(The Center Square) — A national advocacy group gave Georgia a failing grade for its compassionate release programs.
The Families Against Mandatory Minimums report graded compassionate release programs for incarcerated people struggling with “extraordinary circumstances,” including terminal or age-related illnesses.
“Georgia’s compassionate release programs could use a thorough overhaul,” Mary Price, FAMM’s general counsel, told The Center Square. “For example, eligibility criteria governing terminal illness are unnecessarily and cruelly strict.

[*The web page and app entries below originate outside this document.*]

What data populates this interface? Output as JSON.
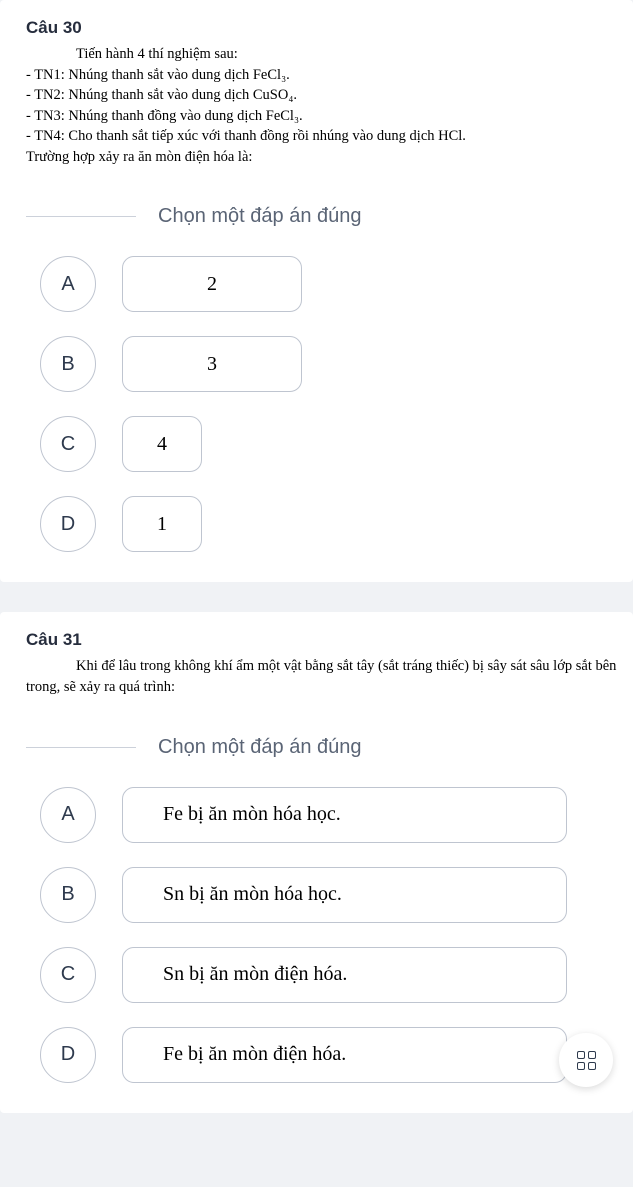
{
  "q30": {
    "title": "Câu 30",
    "intro": "Tiến hành 4 thí nghiệm sau:",
    "lines": [
      "- TN1: Nhúng thanh sắt vào dung dịch FeCl₃.",
      "- TN2: Nhúng thanh sắt vào dung dịch CuSO₄.",
      "- TN3: Nhúng thanh đồng vào dung dịch FeCl₃.",
      "- TN4: Cho thanh sắt tiếp xúc với thanh đồng rồi nhúng vào dung dịch HCl."
    ],
    "ask": "Trường hợp xảy ra ăn mòn điện hóa là:",
    "prompt": "Chọn một đáp án đúng",
    "options": [
      {
        "letter": "A",
        "value": "2"
      },
      {
        "letter": "B",
        "value": "3"
      },
      {
        "letter": "C",
        "value": "4"
      },
      {
        "letter": "D",
        "value": "1"
      }
    ]
  },
  "q31": {
    "title": "Câu 31",
    "body": "Khi để lâu trong không khí ẩm một vật bằng sắt tây (sắt tráng thiếc) bị sây sát sâu lớp sắt bên trong, sẽ xảy ra quá trình:",
    "prompt": "Chọn một đáp án đúng",
    "options": [
      {
        "letter": "A",
        "value": "Fe bị ăn mòn hóa học."
      },
      {
        "letter": "B",
        "value": "Sn bị ăn mòn hóa học."
      },
      {
        "letter": "C",
        "value": "Sn bị ăn mòn điện hóa."
      },
      {
        "letter": "D",
        "value": "Fe bị ăn mòn điện hóa."
      }
    ]
  }
}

“And, while the Department of Corrections is in charge of identifying and referring sick and dying people to the Parole Board, FAMM could not locate any policies covering those important tasks,” Price, who authored the report, added. “Without policy, staff and officials may lack critical guidance they need to do their jobs.”
FAMM gave the state failing grades for its programs for medical reprieve parole due to disability or advanced age.

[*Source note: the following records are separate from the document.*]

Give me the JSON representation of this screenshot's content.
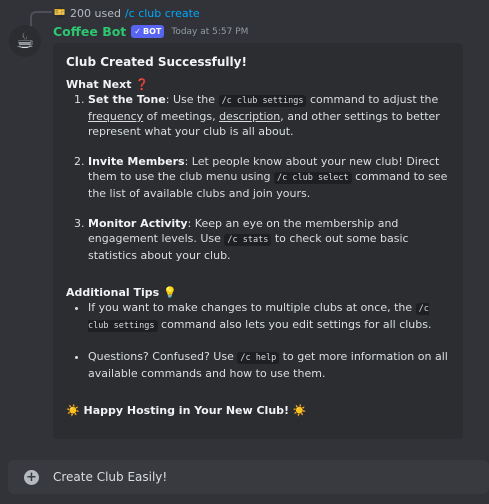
{
  "reply": {
    "avatar_emoji": "🎫",
    "used_text": "200 used",
    "command": "/c club create"
  },
  "message": {
    "avatar_emoji": "☕",
    "username": "Coffee Bot",
    "bot_tag": "BOT",
    "bot_check": "✓",
    "timestamp": "Today at 5:57 PM"
  },
  "embed": {
    "title": "Club Created Successfully!",
    "what_next": {
      "heading": "What Next",
      "emoji": "❓"
    },
    "steps": [
      {
        "title": "Set the Tone",
        "t1": ": Use the ",
        "code": "/c club settings",
        "t2": " command to adjust the ",
        "link1": "frequency",
        "t3": " of meetings, ",
        "link2": "description",
        "t4": ", and other settings to better represent what your club is all about."
      },
      {
        "title": "Invite Members",
        "t1": ": Let people know about your new club! Direct them to use the club menu using ",
        "code": "/c club select",
        "t2": " command to see the list of available clubs and join yours."
      },
      {
        "title": "Monitor Activity",
        "t1": ": Keep an eye on the membership and engagement levels. Use ",
        "code": "/c stats",
        "t2": " to check out some basic statistics about your club."
      }
    ],
    "tips": {
      "heading": "Additional Tips",
      "emoji": "💡"
    },
    "tip_items": [
      {
        "t1": "If you want to make changes to multiple clubs at once, the ",
        "code": "/c club settings",
        "t2": " command also lets you edit settings for all clubs."
      },
      {
        "t1": "Questions? Confused? Use ",
        "code": "/c help",
        "t2": " to get more information on all available commands and how to use them."
      }
    ],
    "footer": {
      "emoji": "☀️",
      "text": "Happy Hosting in Your New Club!"
    }
  },
  "composer": {
    "plus_label": "+",
    "placeholder": "Create Club Easily!"
  },
  "colors": {
    "background": "#313338",
    "embed": "#2b2d31",
    "username": "#2dc770",
    "link": "#00a8fc",
    "bot_tag": "#5865f2"
  }
}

However, a spokesman for the Georgia Board of Pardons and Paroles said it has a process its members follow when considering cases.

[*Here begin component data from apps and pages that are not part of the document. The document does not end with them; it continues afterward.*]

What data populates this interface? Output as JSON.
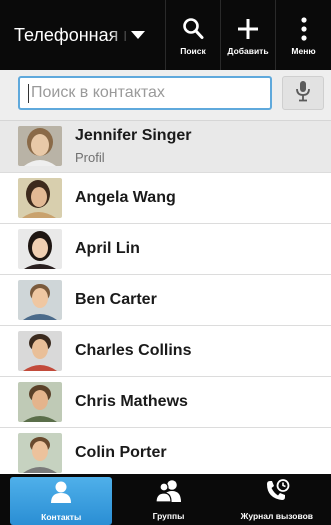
{
  "topbar": {
    "phonebook_label": "Телефонная книга",
    "actions": [
      {
        "label": "Поиск",
        "icon": "search-icon"
      },
      {
        "label": "Добавить",
        "icon": "plus-icon"
      },
      {
        "label": "Меню",
        "icon": "overflow-menu-icon"
      }
    ]
  },
  "search": {
    "placeholder": "Поиск в контактах",
    "mic_icon": "microphone-icon"
  },
  "profile": {
    "name": "Jennifer Singer",
    "subtitle": "Profil"
  },
  "contacts": [
    {
      "name": "Angela Wang"
    },
    {
      "name": "April Lin"
    },
    {
      "name": "Ben Carter"
    },
    {
      "name": "Charles Collins"
    },
    {
      "name": "Chris Mathews"
    },
    {
      "name": "Colin Porter"
    }
  ],
  "tabs": [
    {
      "label": "Контакты",
      "icon": "person-icon",
      "active": true
    },
    {
      "label": "Группы",
      "icon": "group-icon",
      "active": false
    },
    {
      "label": "Журнал вызовов",
      "icon": "call-history-icon",
      "active": false
    }
  ],
  "colors": {
    "accent": "#2a8ed4",
    "search_border": "#5fa9dc",
    "bar_background": "#0a0a0a"
  }
}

“The state of Georgia has a medical reprieve process allowing the Parole Board to consider the conditional release of an offender meeting the medical criteria established by state law as determined by the Georgia Department of Corrections,” Steve Hayes, communications director for the Georgia Board of Pardons and Paroles, told The Center Square. “After the Board receives the case from the Department of Corrections, the Board reviews the case and makes a decision to grant or deny the medical reprieve release.
“While the Board understands that there are different perspectives on how the Board should make decisions and who should be released, the Board has constitutional authority to make executive clemency decisions and makes decisions in the best interest of public safety and the Board is comfortable with the state’s process,” Hayes added.
The Georgia Board of Pardons and Paroles granted 53 medical reprieves in fiscal 2021.
By T.A. DeFeo | The Center Square contributor